Fernando “Nanding” Belen Sena (born 1948) is genre painter, who is considered the Father of the Philippine Art Workshops,as his nearly 50 years of artworks shops have produced many of the great contemporary artists from the 1980s to present. A native of Tondo Manila, Sena was born to a home of very modest means. As a child, Sena helped his parents augment their income by selling newspapers, and found his natural inkling towards art by copying the illustrations of the comic and movie advertisements in the newspapers he sold. In elementary school, Sena’s teachers recognized the boy’s talent, and would ask him to draw historical figures for the school library. And in high school, Sena was further able to hone his skills by entering a vocational course in commercial art. Sena would finally take his undergraduate studies at the School of Music and Fine Arts of the University of the East (UE), but could not complete it in time due to financial constraints. During a period he stopped his studies, Sena took a free workshop at the Children’s Museum and Library Institute (CMLI), where he would later volunteer giving art workshops in 1975. Before that, Sena was able to complete his Bachelor of Fine Arts, Major in Painting in 1971. After his stint of teaching at the CMLI, Sena would continue to give free and paid workshops, all over the country. He would also have a short stint teaching at the University of the Philippines (U.P.) College of Fine Arts (CFA), in the 1990s. Conducting his first solo exhibition in 1973, Sena would continue exhibiting throughout the Philippines and abroad. To promote art making in the communities, Sena established the Kabataan Tondo (formerly Troso) Art Group (KATAG) in 1975 and Art Discovery and Learning Foundation Inc. (ADLFI) in 2001. Sena’s work had opened his own participation with many art groups such as the Saturday Group, the Wednesday Group, the Art Association of the Philippines, and the Iguhit Alaminos.Due to his tireless work in promoting art, Sena was recognized as one of the “Ten Outstanding Manilans” in 1979,as one of the “Outstanding UE College of Fine Arts Alumni” in 1986, as one of the “Most Distinguished UE Alumni” in 1989, and honored the and “Patnubay ng Sining at Kalinangan” in the field of painting by the City of Manila in 1995.
Amado Guerrero “AG” Saño is an internationally recognized environmental advocacy muralist, whose body of work often feature sea creatures, specifically cetaceans (dolphins and whales). Originally taking architecture at the University of the Philippines (U.P.), Saño’s foray into environmental art started when he worked as a photographer for a marine research project of WWF-Philippines, in the Babuyan Islands. His exposure to the plight of the whales and dolphins, especially about the annual slaughter of dolphins in Japan, lead Saño to start a campaign to raise awareness of the endangerment of these marine mammals.
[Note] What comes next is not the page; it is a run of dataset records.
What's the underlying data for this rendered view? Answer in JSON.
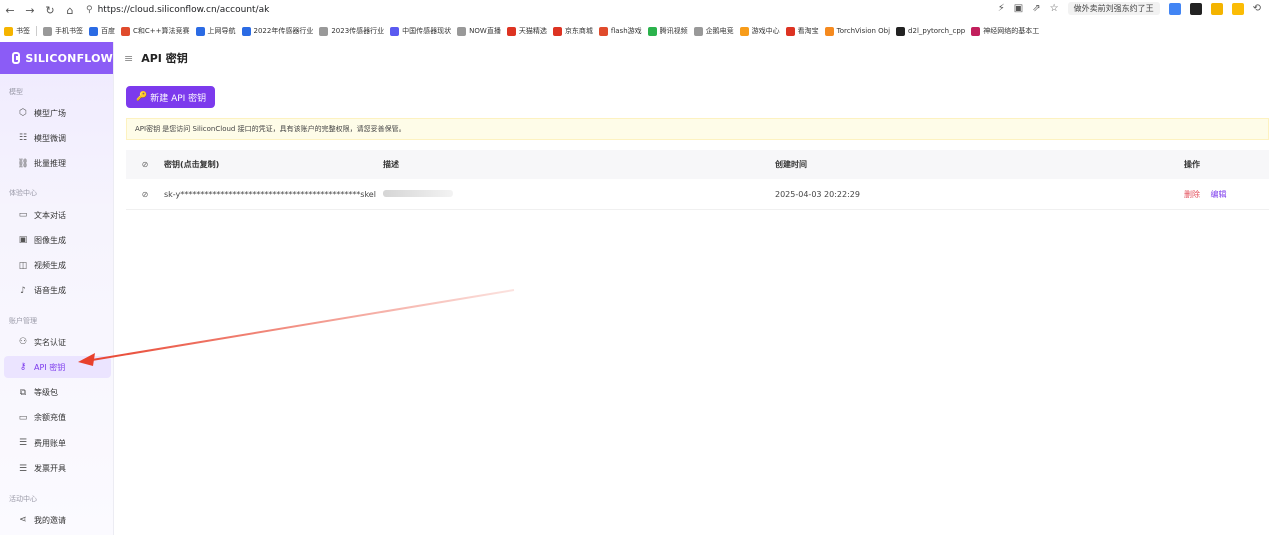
{
  "browser": {
    "url": "https://cloud.siliconflow.cn/account/ak",
    "news_pill": "做外卖前刘强东约了王",
    "bookmarks": [
      "书签",
      "手机书签",
      "百度",
      "C和C++算法竞赛",
      "上网导航",
      "2022年传感器行业",
      "2023传感器行业",
      "中国传感器现状",
      "NOW直播",
      "天猫精选",
      "京东商城",
      "flash游戏",
      "腾讯视频",
      "企鹅电竞",
      "游戏中心",
      "看淘宝",
      "TorchVision Obj",
      "d2l_pytorch_cpp",
      "神经网络的基本工"
    ]
  },
  "sidebar": {
    "logo": "SILICONFLOW",
    "section_models": "模型",
    "section_experience": "体验中心",
    "section_account": "账户管理",
    "section_activity": "活动中心",
    "items_models": [
      {
        "label": "模型广场",
        "icon": "cube-icon"
      },
      {
        "label": "模型微调",
        "icon": "tune-icon"
      },
      {
        "label": "批量推理",
        "icon": "batch-icon"
      }
    ],
    "items_experience": [
      {
        "label": "文本对话",
        "icon": "chat-icon"
      },
      {
        "label": "图像生成",
        "icon": "image-icon"
      },
      {
        "label": "视频生成",
        "icon": "video-icon"
      },
      {
        "label": "语音生成",
        "icon": "mic-icon"
      }
    ],
    "items_account": [
      {
        "label": "实名认证",
        "icon": "user-check-icon"
      },
      {
        "label": "API 密钥",
        "icon": "key-icon",
        "active": true
      },
      {
        "label": "等级包",
        "icon": "package-icon"
      },
      {
        "label": "余额充值",
        "icon": "wallet-icon"
      },
      {
        "label": "费用账单",
        "icon": "bill-icon"
      },
      {
        "label": "发票开具",
        "icon": "invoice-icon"
      }
    ],
    "items_activity": [
      {
        "label": "我的邀请",
        "icon": "share-icon"
      }
    ]
  },
  "main": {
    "title": "API 密钥",
    "new_button": "新建 API 密钥",
    "notice": "API密钥 是您访问 SiliconCloud 接口的凭证，具有该账户的完整权限，请您妥善保管。",
    "table": {
      "headers": [
        "密钥(点击复制)",
        "描述",
        "创建时间",
        "操作"
      ],
      "rows": [
        {
          "key": "sk-y*********************************************skel",
          "created": "2025-04-03 20:22:29",
          "delete": "删除",
          "edit": "编辑"
        }
      ]
    }
  },
  "colors": {
    "accent": "#7c3aed",
    "logo_bg": "#8b5cf6",
    "danger": "#e34d59",
    "arrow": "#e8412c"
  }
}
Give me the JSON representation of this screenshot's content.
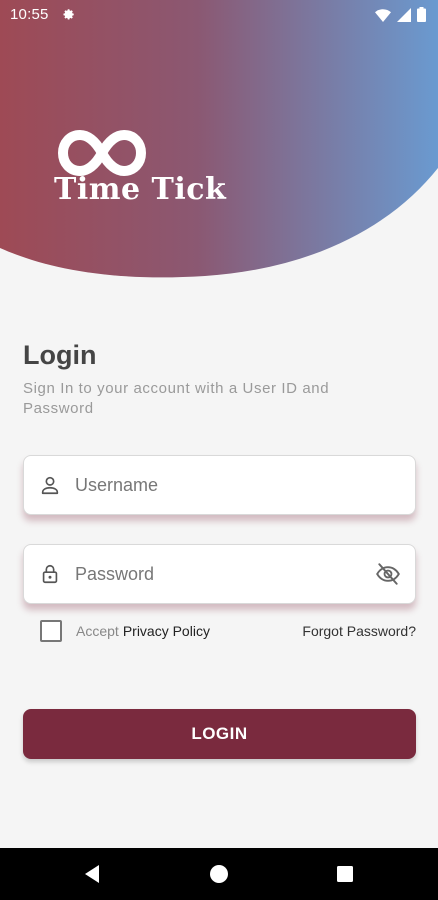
{
  "status_bar": {
    "time": "10:55",
    "icons": [
      "gear-icon",
      "wifi-icon",
      "signal-icon",
      "battery-icon"
    ]
  },
  "app": {
    "name": "Time Tick",
    "logo_icon": "infinity-icon"
  },
  "login": {
    "title": "Login",
    "subtitle": "Sign In to your account with a User ID and Password",
    "username_placeholder": "Username",
    "password_placeholder": "Password",
    "accept_text": "Accept",
    "privacy_link": "Privacy Policy",
    "forgot_password": "Forgot Password?",
    "login_button": "LOGIN"
  },
  "nav_bar": {
    "icons": [
      "back-icon",
      "home-icon",
      "recents-icon"
    ]
  },
  "colors": {
    "gradient_start": "#9e4a55",
    "gradient_end": "#6a9ad0",
    "accent": "#7a2a3e",
    "background": "#f5f5f5"
  }
}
Starting with a goal to paint 12,000 all over the Philippines, Saño’s works have graced the walls of many private and public institutions, locally and internationally, working side-by-side with local volunteers and his group Art Attack.